Goldthwait has a cinematic word for Crimmins’ one-man stand against corporate AOL in the Senate. He calls it Capraesque. “Part of telling Barry’s story was the fact that he was always this gruff guy with anger, so it has been interesting to me to see this shift in him where, after he had done the work to help others, some of the rage went away, and the other rage was aimed a little more perfectly at the right targets.

“I hope Call Me Lucky is part of a broader discussion about this topic. If we’re just a small piece of helping people discuss it, this would be a wonderful byproduct. On a more personal level, Barry and I have been to a lot of festivals and screenings, and we’ve had so many adult men come up and, for the first time, tell of their abuse.”

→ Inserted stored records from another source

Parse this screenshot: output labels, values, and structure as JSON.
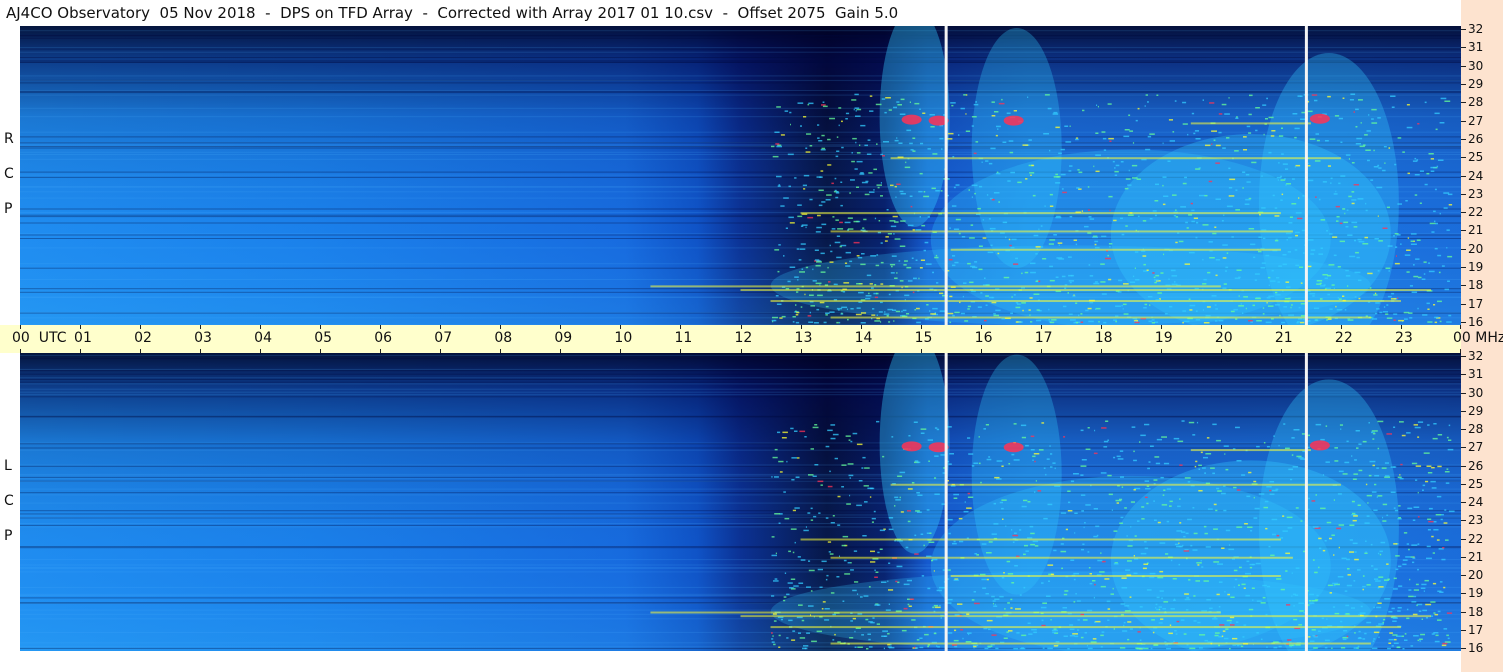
{
  "title": "AJ4CO Observatory  05 Nov 2018  -  DPS on TFD Array  -  Corrected with Array 2017 01 10.csv  -  Offset 2075  Gain 5.0",
  "chart_data": [
    {
      "type": "heatmap",
      "panel": "top",
      "polarization_label": [
        "R",
        "C",
        "P"
      ],
      "x_unit": "UTC",
      "y_unit": "MHz",
      "x_ticks": [
        "00",
        "01",
        "02",
        "03",
        "04",
        "05",
        "06",
        "07",
        "08",
        "09",
        "10",
        "11",
        "12",
        "13",
        "14",
        "15",
        "16",
        "17",
        "18",
        "19",
        "20",
        "21",
        "22",
        "23",
        "00"
      ],
      "y_ticks": [
        32,
        31,
        30,
        29,
        28,
        27,
        26,
        25,
        24,
        23,
        22,
        21,
        20,
        19,
        18,
        17,
        16
      ],
      "ylim": [
        16,
        32
      ],
      "xlim_hours": [
        0,
        24
      ],
      "colormap": [
        "#000020",
        "#0033cc",
        "#0088ff",
        "#33ccff",
        "#66ff99",
        "#ffff33",
        "#ff3355"
      ],
      "markers_utc_hours": [
        15.4,
        21.4
      ]
    },
    {
      "type": "heatmap",
      "panel": "bottom",
      "polarization_label": [
        "L",
        "C",
        "P"
      ],
      "x_unit": "UTC",
      "y_unit": "MHz",
      "x_ticks": [
        "00",
        "01",
        "02",
        "03",
        "04",
        "05",
        "06",
        "07",
        "08",
        "09",
        "10",
        "11",
        "12",
        "13",
        "14",
        "15",
        "16",
        "17",
        "18",
        "19",
        "20",
        "21",
        "22",
        "23",
        "00"
      ],
      "y_ticks": [
        32,
        31,
        30,
        29,
        28,
        27,
        26,
        25,
        24,
        23,
        22,
        21,
        20,
        19,
        18,
        17,
        16
      ],
      "ylim": [
        16,
        32
      ],
      "xlim_hours": [
        0,
        24
      ],
      "colormap": [
        "#000020",
        "#0033cc",
        "#0088ff",
        "#33ccff",
        "#66ff99",
        "#ffff33",
        "#ff3355"
      ],
      "markers_utc_hours": [
        15.4,
        21.4
      ]
    }
  ],
  "axis": {
    "utc_label": "UTC",
    "mhz_label": "MHz"
  }
}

Not an easy thing to do, insists Crimmins. “If you take your eye off the issue, it serves the perpetrators by continuing to allow the victims to believe they’re somehow complicit. It’s easy to place the blame and responsibility on a child. ‘You did this, too. Your whole family is going to die.’ That, literally, is happening to someone right this second. That’s why I’ll get a little hot if someone says, ‘You know, you admitted you were abused.’ I didn’t admit anything. I disclosed. I testified. I did not admit anything because that makes me complicit. Guilty people admit. You don’t say, ‘Oh, he admitted he got held up at gunpoint.’ You don’t admit you got raped. You disclose—first up, because it’s nothing for you to be ashamed of and, secondly, because the more people that come forward, the more people will know that somehow their lives are being touched by people who went through the kind of thing I went through as a child. And you might be a little kinder to everybody if you see someone who’s behaving in a way that doesn’t make a lot of sense to you. If you can figure out where they’re coming from, you can always get the source.”